i agree with you billie . my mom was addicted to opiated possibly for 50 yrs . near her end of life the first hospice nurse considered the access to the drugs as a travesty . the next nurse had an opinion more similar to yours .
the b*tch about it all is ; the drugs end up causing you pain that wouldnt otherwise exist . i just proved it to myself yet again . my helper started giving me vicodin because my back was achy . in about one week my back just got progressively ' achier ' and the pills seemed necessary every day . im an old druggie , kinda slow in the head but capable of learning . i could see that the drugs were skewing my brain chemistry and just flat started turning them down each morning . i do have lumbar wear and tear issues but when i stopped accepting the pills my back started feeling better each day . its so dam easy to fall into that trap .

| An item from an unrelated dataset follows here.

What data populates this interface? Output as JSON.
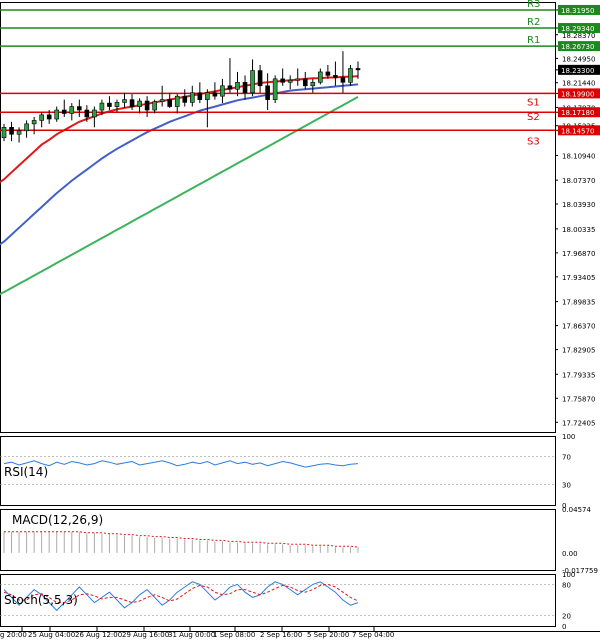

i hope modern medicine can start producing meds that enhance our own brain chemistry as opposed to interfering with it . i feel the same way about recreational drug use -- safer rec drugs are badly needed but were still not there yet . were still stuck on making drugs harder to get and in doing so driving hoardes of people to more extreme measures of procurement and even more convoluted street drugs .